As I write this, the Illinois House has just passed a school funding bill that includes $75 million in first-ever state tax credits for scholarships for youngsters to attend nonpublic schools in our state.
The proposal is yet another declaration of lack of confidence in Illinois public schools.
I am a believer in public schools as the historic bedrock upon which our nation has been built. I also believe in competition as a tool for enhancing quality.
Yet public schools have been held suspect in various quarters since the mid-1800s.
Catholic schools became especially important to Irish Catholic immigrants because of intense discrimination against these newcomers from Yankees, who controlled the public schools.
By the 1960s, however, many of the Catholic parish schools began to struggle because they were losing their low-cost teaching-religious sisters and brothers.
About the same time, Catholic families began fleeing many inner-city neighborhoods, leaving behind poor parishes that then struggled to provide education to minority students.
Coincidentally, or not, the four Illinois legislative leaders (two Dems, two GOPers) who recently approved the tax credit idea are all Irish Catholic.
In 1963, the US Supreme Court prohibited prayer in schools. As a result, I think many conservative Christians began to look for alternatives such as home-schooling. The home school families I know have little good to say about public schools.
But much else was at play as well.
When I was a back-bench lawmaker in the late 1960s, many of us felt aid-to-nonpublic schools was unconstitutional.
Yet a series of court decisions since then concluded that aid to religious schools can pass constitutional muster. The aid must benefit the student, as in scholarships to students, who in turn use same for tuition at nonpublic schools (most of which are Catholic).
In 1983, the Reagan education department issued “A Nation at Risk,” a report that excoriated American schools, 90 percent of which are still public, for falling behind other nations in student achievement.
This prompted a school reform movement that soldiers on to this day. The report energized American corporate leaders to weigh in, saying they could improve schools by making them more like accountable businesses.
Also in the 1980s — I said this was complicated — teacher unions gained the right to strike in Illinois and rapidly became political powerhouses. Some business leaders saw a connection between teacher unions and perceived poor student achievement. This fueled efforts to provide alternatives to traditional public schools.
These initiatives include charter schools, which are somewhat independent schools within public school districts. They operate free of unions thus far.
Most of the 100 or more charter schools in Illinois are in Chicago. Few are found downstate, where most school districts are too small to fit in another school, even if they wanted to.
I have always felt that most education failings result primarily from increasing family dysfunction and low parental expectations for their children.
For example, I go right by the local high school on my frequent walks out into the country.
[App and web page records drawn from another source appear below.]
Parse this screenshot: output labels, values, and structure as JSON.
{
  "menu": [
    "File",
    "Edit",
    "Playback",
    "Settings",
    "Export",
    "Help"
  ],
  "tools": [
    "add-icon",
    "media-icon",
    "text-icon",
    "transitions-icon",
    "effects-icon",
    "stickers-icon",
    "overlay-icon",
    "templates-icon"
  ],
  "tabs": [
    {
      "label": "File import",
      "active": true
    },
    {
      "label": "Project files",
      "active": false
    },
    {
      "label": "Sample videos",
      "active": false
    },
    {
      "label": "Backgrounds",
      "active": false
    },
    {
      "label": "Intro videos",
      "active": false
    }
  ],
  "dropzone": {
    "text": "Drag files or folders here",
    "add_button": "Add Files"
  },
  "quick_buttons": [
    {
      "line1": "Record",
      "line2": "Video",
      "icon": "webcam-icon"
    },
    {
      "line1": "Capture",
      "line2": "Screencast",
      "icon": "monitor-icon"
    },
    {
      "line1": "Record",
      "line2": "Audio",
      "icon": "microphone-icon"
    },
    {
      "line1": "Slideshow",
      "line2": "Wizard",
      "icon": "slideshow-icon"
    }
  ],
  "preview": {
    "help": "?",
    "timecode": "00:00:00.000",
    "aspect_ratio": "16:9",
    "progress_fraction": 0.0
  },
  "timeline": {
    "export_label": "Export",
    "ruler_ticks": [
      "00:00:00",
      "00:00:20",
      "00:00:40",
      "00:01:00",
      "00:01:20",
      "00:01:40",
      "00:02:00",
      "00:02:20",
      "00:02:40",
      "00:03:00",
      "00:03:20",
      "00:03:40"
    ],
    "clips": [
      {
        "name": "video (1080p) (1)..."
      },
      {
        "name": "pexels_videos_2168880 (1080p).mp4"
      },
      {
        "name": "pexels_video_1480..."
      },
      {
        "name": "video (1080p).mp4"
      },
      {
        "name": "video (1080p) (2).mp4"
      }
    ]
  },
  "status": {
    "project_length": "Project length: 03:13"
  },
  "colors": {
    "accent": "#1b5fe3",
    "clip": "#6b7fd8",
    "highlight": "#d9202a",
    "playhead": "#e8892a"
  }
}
I see many teacher automobiles in the parking lot early each morning, long before school begins.
The many teachers I know work their butts off and often seem more caring of the students than some of the parents—all for an average salary in my rural district of $48,500.
As I understand the sketchy details of the tax credit proposal, wealthy individuals would get a 75 percent credit for contributions to a scholarship fund to help low-income youngsters attend non-public schools. This credit plus federal tax deductions might make it possible for donors to actually “make a buck” net from their “good deeds.”
The $75 million in tax credits would deprive the state general funds of that amount, money that might otherwise go to public schools. Clearly, the idea is a slap at public schools.
I do believe competition via school choice induces educators to up their game in order to keep their students.
On the other hand, alternatives to traditional public education, by their nature, tend to attract better students, probably with fewer problems overall, into their classrooms. Some perform better than traditional publics; some do not.
Neighboring Iowa offers its students open enrollment. That is, students may attend any public school they wish at no increased cost. If a neighboring school district has a better music program, a talented aspiring musician can attend that school. Or Mom can take her daughter to work 40 miles away each day, and drop her girl off at school in the town where she works, riding together each way each day.
People say open enrollment wouldn’t work in Illinois. They say parents who could figure out the transportation involved would send their kids to the schools that spend twice as much per pupil as their own district, and for other reasons.
I say we should pilot the idea in part of the state, as another public school choice option.
Note to readers: Jim Nowlan of Toulon can be reached at firstname.lastname@example.org.